The survey by market research firm iResearch Services has shown an influx of new digital banking users, accelerated by the virus.
In contrast to those aged over 60, only 17 per cent of people aged under 30 said they were accessing services via an app or web browser for the first time.
While 97 per cent of 18-24-year-olds were found to trust their bank with their data, that same trust only held for one-third (33 per cent) of people older than 66.
iResearch associate vice-president of thought leadership, Gurpreet Purewal, commented the coronavirus pandemic will have a lasting impact on how people access banking services.
“More than half (54 per cent) of respondents said they are less likely to attend a physical branch after the pandemic,” Mr Purewal said.
“This demonstrates a seismic shift in the way people will access banking services now and into the future.”
The majority (63 per cent) of respondents said their bank acted in their best interests during the pandemic, but a third said they would consider switching their bank for better, more personalised communication.
“On the whole, high street banks have emerged with great credit from the pandemic for the way they have supported their customers,” Mr Purewal said.

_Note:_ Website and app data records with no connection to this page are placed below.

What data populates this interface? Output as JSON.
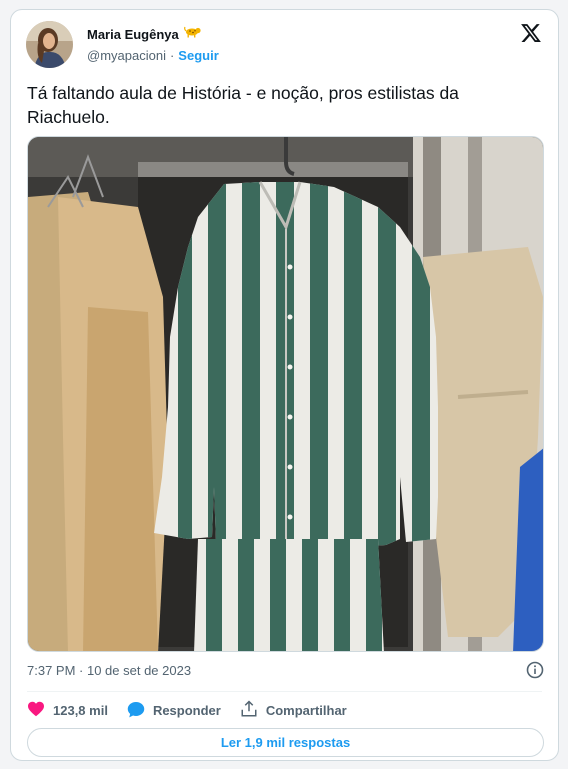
{
  "author": {
    "name": "Maria Eugênya",
    "handle": "@myapacioni",
    "separator": "·",
    "follow_label": "Seguir"
  },
  "tweet": {
    "text": "Tá faltando aula de História - e noção, pros estilistas da Riachuelo.",
    "timestamp": "7:37 PM · 10 de set de 2023"
  },
  "actions": {
    "likes": "123,8 mil",
    "reply_label": "Responder",
    "share_label": "Compartilhar"
  },
  "replies_button": "Ler 1,9 mil respostas",
  "icons": [
    "avatar",
    "leopard-emoji-icon",
    "x-logo-icon",
    "info-icon",
    "heart-icon",
    "reply-bubble-icon",
    "share-icon"
  ],
  "colors": {
    "accent": "#1d9bf0",
    "like": "#f91880",
    "text": "#0f1419",
    "muted": "#536471"
  }
}
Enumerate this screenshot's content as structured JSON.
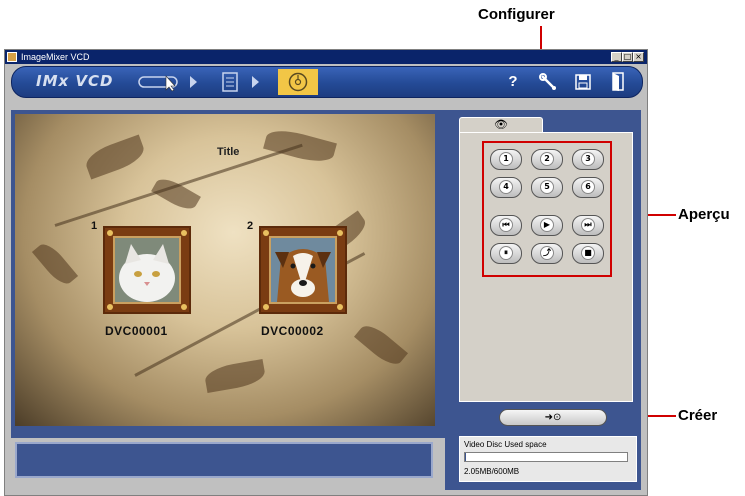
{
  "callouts": {
    "configurer": "Configurer",
    "apercu": "Aperçu",
    "creer": "Créer"
  },
  "window": {
    "title": "ImageMixer VCD",
    "controls": [
      "_",
      "□",
      "×"
    ]
  },
  "toolbar": {
    "logo": "IMx VCD",
    "steps": [
      {
        "name": "capture",
        "icon": "capture-cursor-icon"
      },
      {
        "name": "edit",
        "icon": "list-page-icon"
      },
      {
        "name": "create",
        "icon": "disc-create-icon",
        "active": true
      }
    ],
    "help_label": "?",
    "tools": [
      "help-icon",
      "configure-wrench-icon",
      "save-floppy-icon",
      "exit-door-icon"
    ],
    "active_color": "#f2c646"
  },
  "preview": {
    "menu_title": "Title",
    "items": [
      {
        "number": "1",
        "label": "DVC00001",
        "thumb": "white cat"
      },
      {
        "number": "2",
        "label": "DVC00002",
        "thumb": "collie dog"
      }
    ]
  },
  "panel": {
    "tab_icon": "eye-icon",
    "tab_label": "👁",
    "number_buttons": [
      "1",
      "2",
      "3",
      "4",
      "5",
      "6"
    ],
    "transport_buttons": [
      {
        "label": "⏮",
        "icon": "previous-icon"
      },
      {
        "label": "▶",
        "icon": "play-icon"
      },
      {
        "label": "⏭",
        "icon": "next-icon"
      },
      {
        "label": "⏸",
        "icon": "pause-icon"
      },
      {
        "label": "⤴",
        "icon": "return-icon"
      },
      {
        "label": "■",
        "icon": "stop-icon"
      }
    ],
    "create_label": "➜⊙",
    "disc": {
      "label": "Video Disc   Used space",
      "size_text": "2.05MB/600MB",
      "used_fraction": 0.0034
    }
  }
}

“As the economy rebuilds, it will be more important than ever that they communicate in the right way to help consumers through 2021 by leveraging digital platforms and understanding their needs fully.”
When asked how banks can improve their communication, connecting on a personal level was ranked the highest by respondents. “More honest and open dialogue” and a “demonstration of how they are helping customers” followed.
Sarah Simpkins is a journalist at Momentum Media, reporting primarily on banking, financial services and wealth.
Prior to joining the team in 2018, Sarah worked in trade media and produced stories for a current affairs program on community radio.
Sarah has a dual bachelor's degree in science and journalism from the University of Queensland.